The Jesuit's Escape is a fast-moving adventure that pits a young Jesuit priest against a corrupt political regime in l963 South Korea. The risk-prone novice missionary encounters a Vatican-based conspiracy to assassinate the "soft-on-Communism" JFK, involving a fanatical Virgin Mary devotee Army general. Deep changes within Roman Catholicism are the fascinating backdrop to this unusual story.
The book asks and answers. . .
. . .What was it like for a American priest on a Third World mission to fall in love with a Maryknoll nun?
. . .Could the assassination of Kennedy have been the work of a Vatican envoy, a fanatical devotee of the Virgin Mary?
Although it was getting dark, they were aware that they were observed by the people on the street. A little girl walked past them in the driving rain crying her eyes out and on her back an infant was crying as loudly as she. When they turned to help, clutching the umbrella together, the two children had disappeared into a candlelit store front. Their eyes met. Were those tears in Alice’s eyes, he wondered. So much laughter, so much rain, so much darkness: but he thought he saw tears. They walked the last few steps to the Cathedral yard. Alice swung the wrought iron gate open, then, leading with the umbrella, stepped off the path toward a large statue of Our Lady of Fatima located under a wide-spreading oak tree.
"Let’s say Good Night to Our Lady," she said, and for a moment they stood silently together in the pitch darkness, shoulders touching. Suddenly neither of them knew which part of the white glow was the Virgin Mary and which part was the little Josinta, Nina, or Jose, or where the ceramicite sheep had wondered off to—because Hugh and Alice were suddenly drowning in a swirl of mystery and surprise. Instinctively turning to each other, they kissed, a soft, instinctive, momentary encounter of her lips with his, and his with hers, just a brush, a greeting between deep parts of themselves they didn’t know were there. In a daze they turned back toward the convent and walked slowly out of the secluded shrine square, away from their sin, clutching the umbrella together against the softening rain.

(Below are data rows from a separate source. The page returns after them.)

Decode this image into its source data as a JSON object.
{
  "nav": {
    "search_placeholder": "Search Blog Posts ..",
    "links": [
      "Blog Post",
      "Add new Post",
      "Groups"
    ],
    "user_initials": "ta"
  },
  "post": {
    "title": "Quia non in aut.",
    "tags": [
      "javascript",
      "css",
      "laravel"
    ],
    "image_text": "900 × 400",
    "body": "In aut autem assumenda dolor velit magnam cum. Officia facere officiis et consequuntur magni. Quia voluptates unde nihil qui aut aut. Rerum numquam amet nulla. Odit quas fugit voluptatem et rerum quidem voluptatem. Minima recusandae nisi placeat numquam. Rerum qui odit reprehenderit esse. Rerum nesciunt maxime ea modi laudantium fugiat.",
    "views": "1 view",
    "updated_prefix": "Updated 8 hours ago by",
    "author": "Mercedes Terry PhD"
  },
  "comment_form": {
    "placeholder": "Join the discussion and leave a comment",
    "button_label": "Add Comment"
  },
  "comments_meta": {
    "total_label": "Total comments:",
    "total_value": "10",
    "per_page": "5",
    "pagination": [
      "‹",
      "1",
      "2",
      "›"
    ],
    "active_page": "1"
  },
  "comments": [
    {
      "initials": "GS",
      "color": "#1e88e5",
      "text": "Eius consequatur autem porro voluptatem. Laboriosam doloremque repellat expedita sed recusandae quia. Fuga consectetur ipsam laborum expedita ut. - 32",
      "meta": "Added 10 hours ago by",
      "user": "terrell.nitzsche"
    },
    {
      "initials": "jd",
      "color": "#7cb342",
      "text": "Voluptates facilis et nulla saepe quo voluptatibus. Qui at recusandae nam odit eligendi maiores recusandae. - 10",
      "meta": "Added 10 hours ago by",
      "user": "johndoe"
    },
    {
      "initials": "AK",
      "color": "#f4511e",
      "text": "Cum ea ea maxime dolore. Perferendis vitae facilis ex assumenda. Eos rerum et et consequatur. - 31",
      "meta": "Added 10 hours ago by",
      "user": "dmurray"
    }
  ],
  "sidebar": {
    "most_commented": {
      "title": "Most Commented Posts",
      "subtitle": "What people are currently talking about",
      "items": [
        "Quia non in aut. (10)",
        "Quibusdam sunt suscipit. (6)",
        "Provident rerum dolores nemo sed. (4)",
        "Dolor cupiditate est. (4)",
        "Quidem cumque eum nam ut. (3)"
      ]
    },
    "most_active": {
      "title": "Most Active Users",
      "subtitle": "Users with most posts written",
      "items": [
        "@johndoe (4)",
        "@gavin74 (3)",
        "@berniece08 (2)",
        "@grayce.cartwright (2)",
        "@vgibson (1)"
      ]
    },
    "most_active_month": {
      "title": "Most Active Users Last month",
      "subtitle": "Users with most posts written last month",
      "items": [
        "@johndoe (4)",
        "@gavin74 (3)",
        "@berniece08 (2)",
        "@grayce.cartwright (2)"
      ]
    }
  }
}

"Goodnight, Alice," he said softly, shamefully, at the convent walk.
"Goodnight, Hugh," she replied in a whisper, then bolted up the steps and disappeared into a quickly opened and closed door.
The Jesuit priest stood in the darkness and whispered a soundless, "holy shit." He wiped his lips with a white handkerchief which was always in his right rear pocket. His left hand still gripped Alice’s forgotten umbrella. He felt his spine tremble. Where am I? Am I losing my mind? Is this Korea where I came to give my life?
Hugh Neary didn’t know himself this way. All through his years as a Jesuit, women had tried to break through his seriousness—but he had never slowed down enough to enjoy the attention. That was why at age 38 he was suddenly in such a frightening new world as he headed home, blinded by rushing thoughts, back through the church garden, out on to the busy Korean street, speeding up his walk to its professional pace, avoiding the stares of the tired shop women closing up their store fronts. Two women chestnut roasters, standing under tattered black umbrellas in the glow of their tiny fires, followed him with their eyes as he passed. They had to have seen him a few minutes before, laughing with Sister Alice. He hid behind Alice’s soaked blue umbrella and pulled up the elastic-cloth neck flap of his black athletic jacket to cover his Roman collar. Blue-uniformed High School students, paying no attention to the rain, suddenly seemed to be everywhere, returning from their twelve hour school day. He avoided their probing eyes as they streamed noisily past him.
He picked his way between the puddles and around people on the unpaved city street. His stunned mind pulsed: "Oh, my God! Oh, my God!" With every step the realization grew of what had happened. Good Christ, he had kissed Sister Alice! He had kissed a nun. And she had kissed him back, had been ready for it the instant he’d turned to her. There in the dark, how could she have known what was coming?
It was wrong. It was stupid. It was sophomoric. It was adolescent. Jesus, he was 38 years old, almost half his life a vowed Jesuit. How could he! Could he blame it on the beer? He’d had a couple at the Mardi Gras dinner earlier that night…..